SOURCE MATERIAL: Begin
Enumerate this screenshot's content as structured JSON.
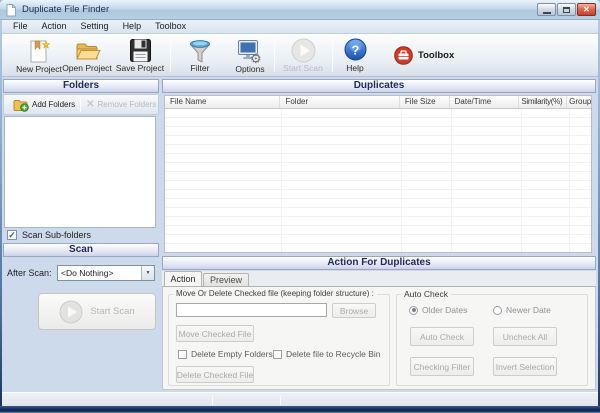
{
  "window": {
    "title": "Duplicate File Finder"
  },
  "menu": {
    "items": [
      "File",
      "Action",
      "Setting",
      "Help",
      "Toolbox"
    ]
  },
  "toolbar": {
    "buttons": [
      {
        "label": "New Project",
        "icon": "new-project-icon",
        "enabled": true
      },
      {
        "label": "Open Project",
        "icon": "open-project-icon",
        "enabled": true
      },
      {
        "label": "Save Project",
        "icon": "save-project-icon",
        "enabled": true
      },
      {
        "label": "Filter",
        "icon": "filter-icon",
        "enabled": true
      },
      {
        "label": "Options",
        "icon": "options-icon",
        "enabled": true
      },
      {
        "label": "Start Scan",
        "icon": "start-scan-icon",
        "enabled": false
      },
      {
        "label": "Help",
        "icon": "help-icon",
        "enabled": true
      },
      {
        "label": "Toolbox",
        "icon": "toolbox-icon",
        "enabled": true
      }
    ]
  },
  "folders_panel": {
    "header": "Folders",
    "add_button": "Add Folders",
    "remove_button": "Remove Folders",
    "scan_subfolders": {
      "label": "Scan Sub-folders",
      "checked": true
    }
  },
  "scan_panel": {
    "header": "Scan",
    "after_scan_label": "After Scan:",
    "after_scan_value": "<Do Nothing>",
    "start_scan_button": "Start Scan"
  },
  "duplicates_panel": {
    "header": "Duplicates",
    "columns": [
      "File Name",
      "Folder",
      "File Size",
      "Date/Time",
      "Similarity(%)",
      "Group"
    ],
    "rows": []
  },
  "action_panel": {
    "header": "Action For Duplicates",
    "tabs": [
      {
        "label": "Action",
        "active": true
      },
      {
        "label": "Preview",
        "active": false
      }
    ],
    "move_group": {
      "legend": "Move Or Delete Checked file (keeping folder structure) :",
      "path_value": "",
      "browse_button": "Browse",
      "move_button": "Move Checked File",
      "delete_empty_checkbox": {
        "label": "Delete Empty Folders",
        "checked": false
      },
      "recycle_checkbox": {
        "label": "Delete file to Recycle Bin",
        "checked": false
      },
      "delete_button": "Delete Checked File"
    },
    "auto_check_group": {
      "legend": "Auto Check",
      "older_radio": {
        "label": "Older Dates",
        "selected": true
      },
      "newer_radio": {
        "label": "Newer Date",
        "selected": false
      },
      "buttons": [
        "Auto Check",
        "Uncheck All",
        "Checking Filter",
        "Invert Selection"
      ]
    }
  },
  "statusbar": {
    "sections": [
      "",
      "",
      ""
    ]
  },
  "colors": {
    "frame_dark": "#16305c",
    "titlebar_blue": "#b9cfe2",
    "panel_bg": "#cddaec",
    "header_text": "#1c2b5a",
    "close_red": "#c6402a",
    "help_blue": "#1a50b0",
    "toolbox_red": "#cf3b28",
    "folder_yellow": "#f0c050",
    "add_green": "#52b043"
  }
}
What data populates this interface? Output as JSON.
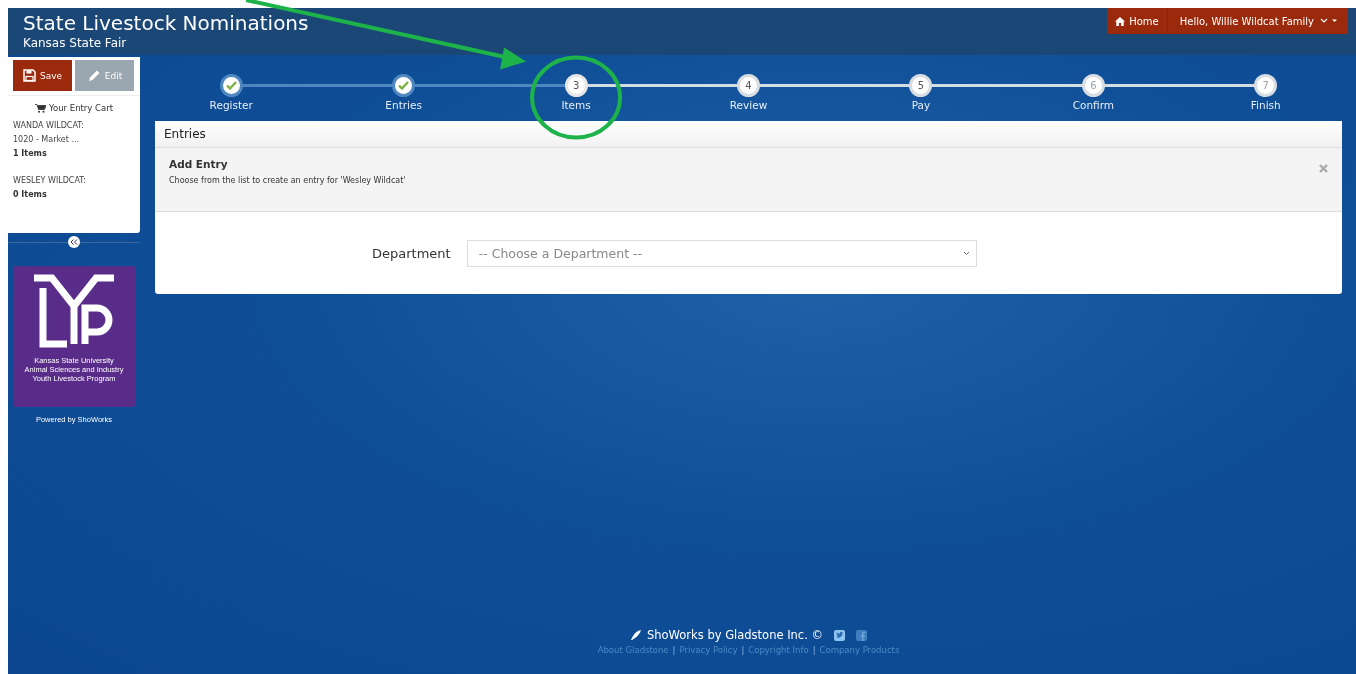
{
  "header": {
    "title": "State Livestock Nominations",
    "subtitle": "Kansas State Fair",
    "home": "Home",
    "user_menu": "Hello, Willie Wildcat Family"
  },
  "sidebar": {
    "save": "Save",
    "edit": "Edit",
    "edit_disabled": true,
    "cart_title": "Your Entry Cart",
    "cart": [
      {
        "name": "WANDA WILDCAT:",
        "entries": [
          "1020 - Market ..."
        ],
        "count": "1 Items"
      },
      {
        "name": "WESLEY WILDCAT:",
        "count": "0 Items"
      }
    ],
    "logo_caption": [
      "Kansas State University",
      "Animal Sciences and Industry",
      "Youth Livestock Program"
    ],
    "powered_by": "Powered by ShoWorks"
  },
  "steps": [
    {
      "label": "Register",
      "kind": "done"
    },
    {
      "label": "Entries",
      "kind": "done"
    },
    {
      "number": "3",
      "label": "Items",
      "kind": "current"
    },
    {
      "number": "4",
      "label": "Review",
      "kind": "upcoming"
    },
    {
      "number": "5",
      "label": "Pay",
      "kind": "upcoming"
    },
    {
      "number": "6",
      "label": "Confirm",
      "kind": "disabled"
    },
    {
      "number": "7",
      "label": "Finish",
      "kind": "disabled"
    }
  ],
  "panel": {
    "title": "Entries",
    "alert_title": "Add Entry",
    "alert_text": "Choose from the list to create an entry for 'Wesley Wildcat'",
    "field_label": "Department",
    "field_placeholder": "-- Choose a Department --"
  },
  "footer": {
    "brand": "ShoWorks by Gladstone Inc. ©",
    "links": [
      "About Gladstone",
      "Privacy Policy",
      "Copyright Info",
      "Company Products"
    ],
    "separators": [
      "|",
      "|",
      "|"
    ]
  }
}
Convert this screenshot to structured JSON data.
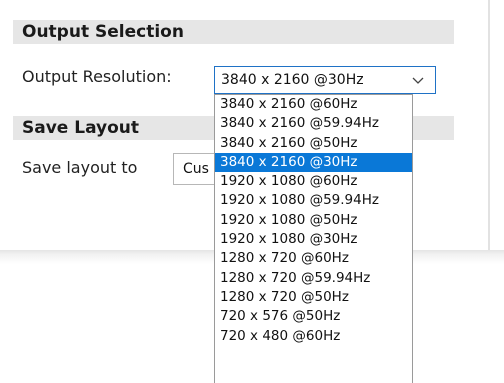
{
  "output_selection": {
    "header": "Output Selection",
    "resolution_label": "Output Resolution:",
    "selected_value": "3840 x 2160 @30Hz",
    "options": [
      "3840 x 2160 @60Hz",
      "3840 x 2160 @59.94Hz",
      "3840 x 2160 @50Hz",
      "3840 x 2160 @30Hz",
      "1920 x 1080 @60Hz",
      "1920 x 1080 @59.94Hz",
      "1920 x 1080 @50Hz",
      "1920 x 1080 @30Hz",
      "1280 x 720 @60Hz",
      "1280 x 720 @59.94Hz",
      "1280 x 720 @50Hz",
      "720 x 576 @50Hz",
      "720 x 480 @60Hz"
    ],
    "highlighted_index": 3
  },
  "save_layout": {
    "header": "Save Layout",
    "label": "Save layout to",
    "field_value_visible": "Cus"
  },
  "icons": {
    "dropdown_chevron": "chevron-down-icon"
  },
  "colors": {
    "selection_highlight": "#0a78d7",
    "focus_border": "#1f72c6",
    "section_header_bg": "#e6e6e6"
  }
}
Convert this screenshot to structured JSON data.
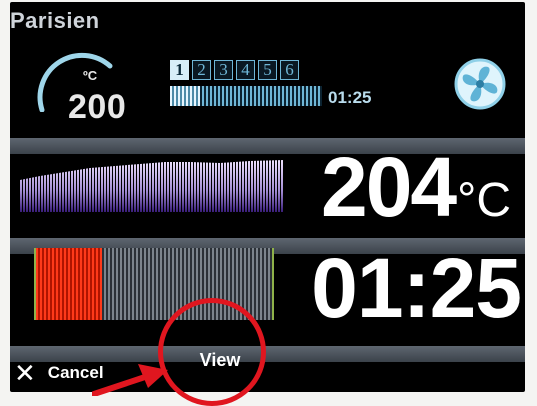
{
  "header": {
    "program_name": "Parisien"
  },
  "setpoint": {
    "unit": "ºC",
    "value": "200"
  },
  "steps": {
    "items": [
      "1",
      "2",
      "3",
      "4",
      "5",
      "6"
    ],
    "active_index": 0,
    "progress_fraction": 0.2,
    "time": "01:25"
  },
  "fan": {
    "icon": "fan-icon"
  },
  "oven": {
    "temperature": "204",
    "unit": "°C"
  },
  "timer": {
    "remaining": "01:25",
    "elapsed_fraction": 0.28
  },
  "actions": {
    "cancel_label": "Cancel",
    "view_label": "View"
  },
  "colors": {
    "screen": "#000000",
    "accent_blue": "#6fb6d6",
    "timer_elapsed": "#ff3a1a",
    "annotation": "#e0161f"
  }
}
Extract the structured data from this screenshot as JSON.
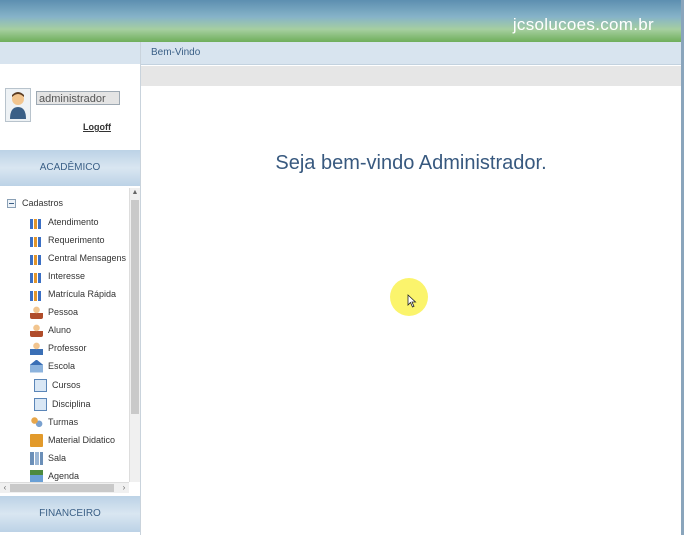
{
  "header": {
    "site_name": "jcsolucoes.com.br"
  },
  "main": {
    "tab_label": "Bem-Vindo",
    "welcome_text": "Seja bem-vindo Administrador."
  },
  "user": {
    "username": "administrador",
    "logoff_label": "Logoff"
  },
  "sidebar": {
    "sections": [
      {
        "label": "ACADÊMICO"
      },
      {
        "label": "FINANCEIRO"
      }
    ],
    "tree": {
      "root_label": "Cadastros",
      "items": [
        {
          "label": "Atendimento",
          "icon": "chart-icon"
        },
        {
          "label": "Requerimento",
          "icon": "chart-icon"
        },
        {
          "label": "Central Mensagens",
          "icon": "chart-icon"
        },
        {
          "label": "Interesse",
          "icon": "chart-icon"
        },
        {
          "label": "Matrícula Rápida",
          "icon": "chart-icon"
        },
        {
          "label": "Pessoa",
          "icon": "person-icon"
        },
        {
          "label": "Aluno",
          "icon": "student-icon"
        },
        {
          "label": "Professor",
          "icon": "teacher-icon"
        },
        {
          "label": "Escola",
          "icon": "school-icon"
        },
        {
          "label": "Cursos",
          "icon": "document-icon"
        },
        {
          "label": "Disciplina",
          "icon": "document-icon"
        },
        {
          "label": "Turmas",
          "icon": "group-icon"
        },
        {
          "label": "Material Didatico",
          "icon": "material-icon"
        },
        {
          "label": "Sala",
          "icon": "room-icon"
        },
        {
          "label": "Agenda",
          "icon": "calendar-icon"
        }
      ]
    }
  },
  "colors": {
    "accent": "#3a5f86",
    "header_green": "#6fae5b",
    "header_blue": "#5d8fb0"
  }
}
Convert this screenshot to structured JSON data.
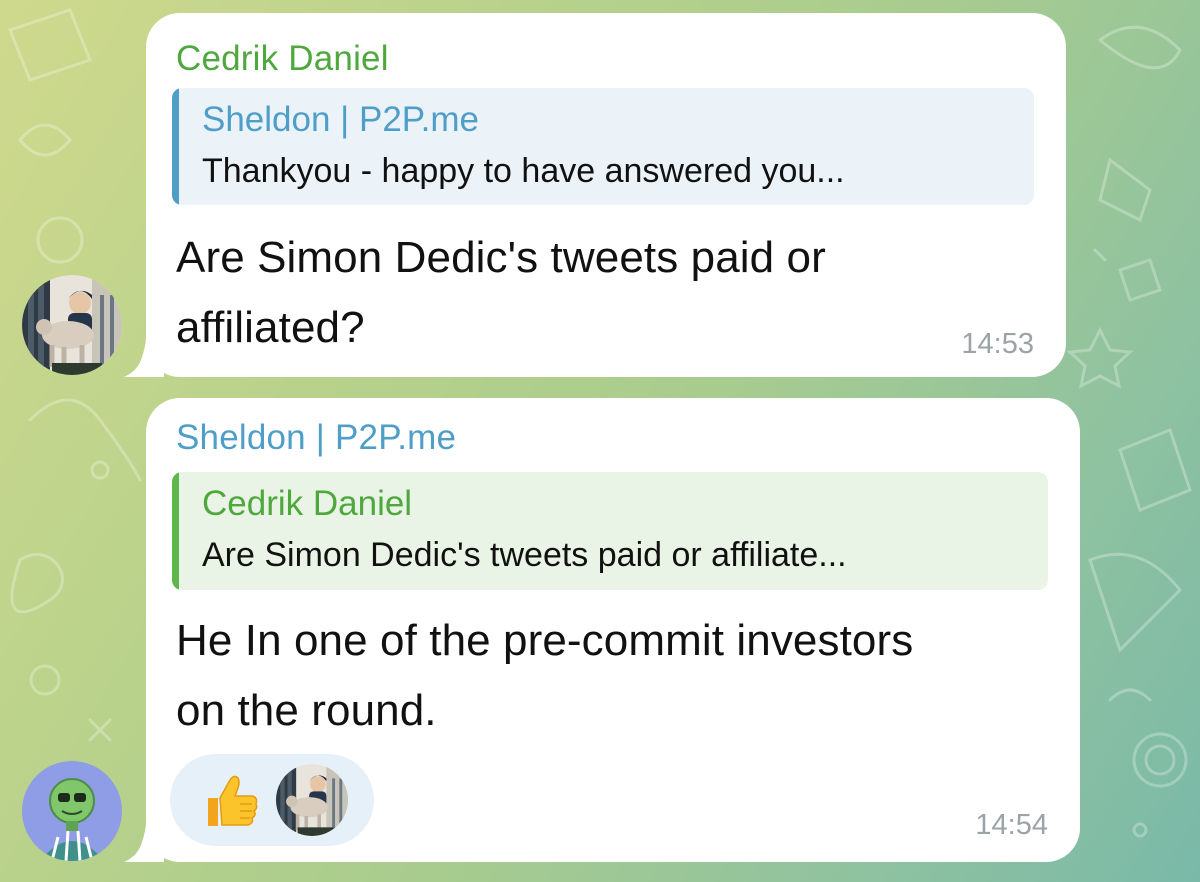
{
  "colors": {
    "bubble_bg": "#ffffff",
    "accent_green": "#4fa83d",
    "accent_blue": "#4f9ec7",
    "timestamp": "#9aa3a8",
    "reaction_bg": "#e6f0f8"
  },
  "messages": [
    {
      "sender": "Cedrik Daniel",
      "avatar_icon": "user-avatar-man-with-goat",
      "reply": {
        "name": "Sheldon | P2P.me",
        "text": "Thankyou - happy to have answered you..."
      },
      "lines": [
        "Are Simon Dedic's tweets paid or",
        "affiliated?"
      ],
      "time": "14:53"
    },
    {
      "sender": "Sheldon | P2P.me",
      "avatar_icon": "user-avatar-green-robot",
      "reply": {
        "name": "Cedrik Daniel",
        "text": "Are Simon Dedic's tweets paid or affiliate..."
      },
      "lines": [
        "He In one of the pre-commit investors",
        "on the round."
      ],
      "reaction": {
        "emoji_icon": "thumbs-up-icon",
        "reactor_avatar_icon": "user-avatar-man-with-goat"
      },
      "time": "14:54"
    }
  ]
}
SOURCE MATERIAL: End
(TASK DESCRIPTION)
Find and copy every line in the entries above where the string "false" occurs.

(RESULT BELOW)
        "enabled": false
        "active": false
        "checked": false
        "checked": false
        "selected": false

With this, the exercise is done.